By: Simon Mikhailovich
Last week the Fed intimated that it may raise rates in June after all. Then again, maybe it won't. If anyone still wonders why policymakers keep acting as indecisive adolescents, the answer lies in the basic financial math - when rates go up, asset prices go down and debt service costs rise. It is as simple as that.
Having inflated asset prices by taking rates into the zero or even negative territory, all Central Banks have become trapped - raising rates could trigger a global market crash but, at the same time, keeping rates at the current levels is ruining pension funds and insurance companies that need meaningful investment income to meet obligations.
This may sound like an oversimplifcation but it is not. The problem with NIRP and ZIRP boils down to the Discounted Cash Flow model, which is used by investors to value all financial assets and income producing real estate. The model relies on the Present Value calculation to determine how much future cash flows are worth today. For any given amount of future cash, current market value rises when the discount rate declines and declines when the discount rate rises.
Holders of financial assets had a great run riding the 35-year wave of declining rates and rising asset values. The return trip won't be nearly as much fun.
In the absence of growth, profits are not going up and higher rates inevitably mean lower prices. It gets worse - the nature of financial math is such that low rates increase sensitivity of asset prices to rate changes. For example, equity prices reflect the fact that a stock is a claim on a perpetual stream of future profits. The way math works is that whenever discount rate doubles, Present Value of a perpetual cash flow stream halves. In plain English, if rates doubled, which is not far fetched from the current absurdly low levels and everything else remained the same, stock prices would decline by 50% just because of the higher rates. If rates normalized and profits declined, stocks would drop even more and this is without considering leverage.

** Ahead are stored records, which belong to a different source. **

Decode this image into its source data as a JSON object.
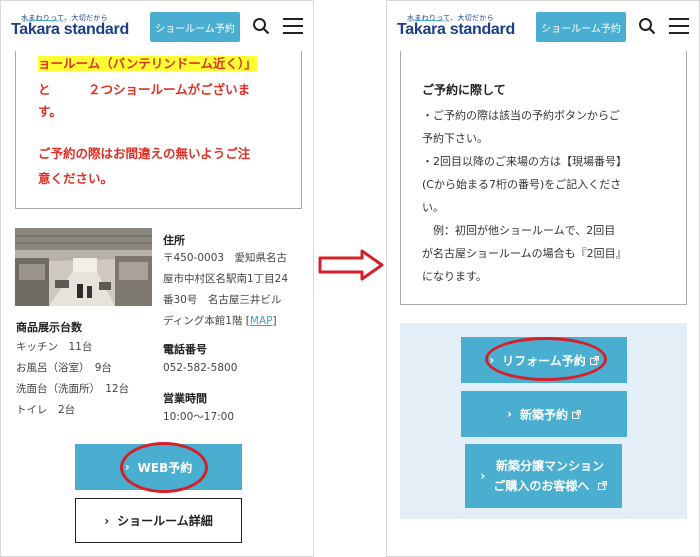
{
  "header": {
    "logo_tagline": "水まわりって、大切だから",
    "logo_main": "Takara standard",
    "showroom_reserve_label": "ショールーム予約"
  },
  "left": {
    "notice_lines": [
      "ョールーム（バンテリンドーム近く）」",
      "と　　　２つショールームがございま",
      "す。",
      "ご予約の際はお間違えの無いようご注",
      "意ください。"
    ],
    "exhibit": {
      "title": "商品展示台数",
      "items": [
        "キッチン　11台",
        "お風呂（浴室）　9台",
        "洗面台（洗面所）　12台",
        "トイレ　2台"
      ]
    },
    "address": {
      "title": "住所",
      "lines": [
        "〒450-0003　愛知県名古",
        "屋市中村区名駅南1丁目24",
        "番30号　名古屋三井ビル"
      ],
      "last_line_prefix": "ディング本館1階",
      "map_label": "MAP"
    },
    "phone": {
      "title": "電話番号",
      "value": "052-582-5800"
    },
    "hours": {
      "title": "営業時間",
      "value": "10:00～17:00"
    },
    "web_reserve_label": "WEB予約",
    "showroom_detail_label": "ショールーム詳細"
  },
  "right": {
    "notice_title": "ご予約に際して",
    "notice_lines": [
      "・ご予約の際は該当の予約ボタンからご",
      "予約下さい。",
      "・2回目以降のご来場の方は【現場番号】",
      "(Cから始まる7桁の番号)をご記入くださ",
      "い。",
      "　例：初回が他ショールームで、2回目",
      "が名古屋ショールームの場合も『2回目』",
      "になります。"
    ],
    "reform_label": "リフォーム予約",
    "newbuild_label": "新築予約",
    "condo_line1": "新築分譲マンション",
    "condo_line2": "ご購入のお客様へ"
  },
  "colors": {
    "accent_blue": "#4aaed0",
    "logo_navy": "#1b3f8b",
    "notice_red": "#e03025",
    "highlight_yellow": "#ffff33",
    "annotation_red": "#d42029",
    "panel_light_blue": "#e4eef7"
  }
}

Bonds are in the same boat - because the rates are lower than ever, bonds' sensitivity to rising rates is higher than ever. Unlike stocks, however, bonds cannot increase profits or invent a new product. Their prices are based on fixed coupons and the time left to maturity. For example, in 2006, before the crisis started, 10 year treasuries yielded about 5% vs the current yield of 1.65%. Return to the pre-crisis yield would mean a market value decline of close to 30% and we are talking about US Treasury bonds - the supposedly risk free asset!
Finally, there are epic debts and the cost of servicing them. If the last crisis was about too much debt, the next one will be about too too much of it. Since 2007, global debts are up by $60 trillion, a 42% increase. With global debts now at $200 trillion, every 1% increase in rates would increase annual debt service by $2 trillion. If these numbers feel too big to comprehend, it is because they are. To put $1 trillion in perspective, if one set out to spend it at a rate of $1 million per day, it would take... 2,700 years.

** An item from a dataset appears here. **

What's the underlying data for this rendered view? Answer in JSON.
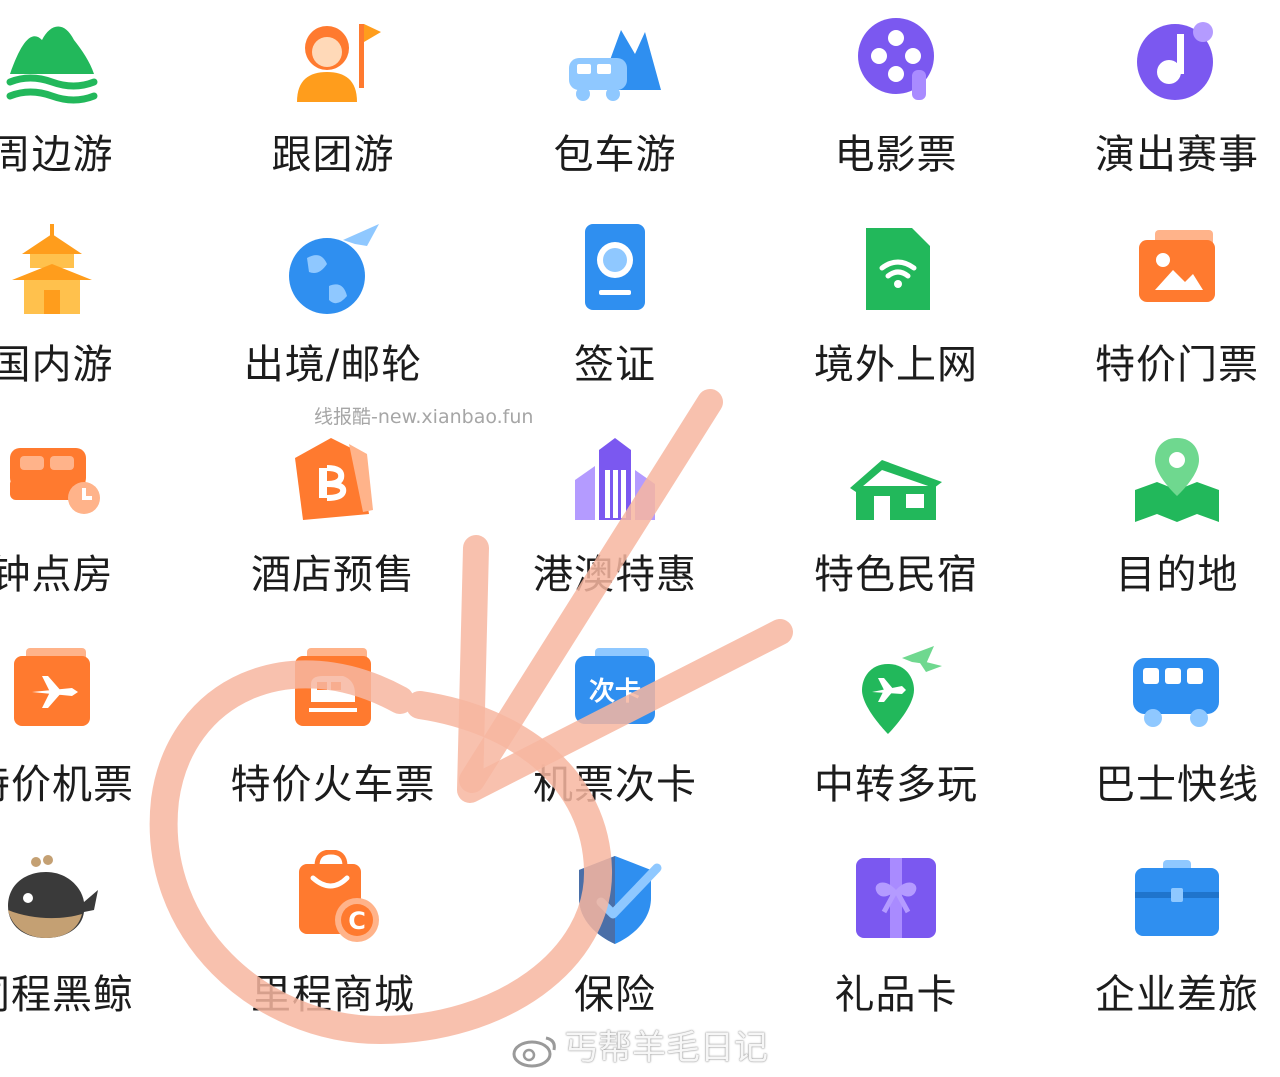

If all of this is so clear and simple, why aren't investors panicking and heading for the hills? A number of reasons. Fed's promises to keep rates low plus 35 years of declining rates have taught investors that fighting the Fed is not a profitable idea. Also, the unnaturally low rates have been so low for so long that unnatural has started to feel natural. And finally, there is the explanation from the former Citigroup CEO who when asked in 2007 how could Citi keep doing business that made no sense famously replied that one had to get up and keep dancing so long as the music played.
Last night, Nathan Smith, a friend from down under, sent me a quote by a writer Steve Lagavulin that sums it all up rather nicely:
"When nothing happens for a long time, people begin to assume that nothing ever happens. But something always happens in the end."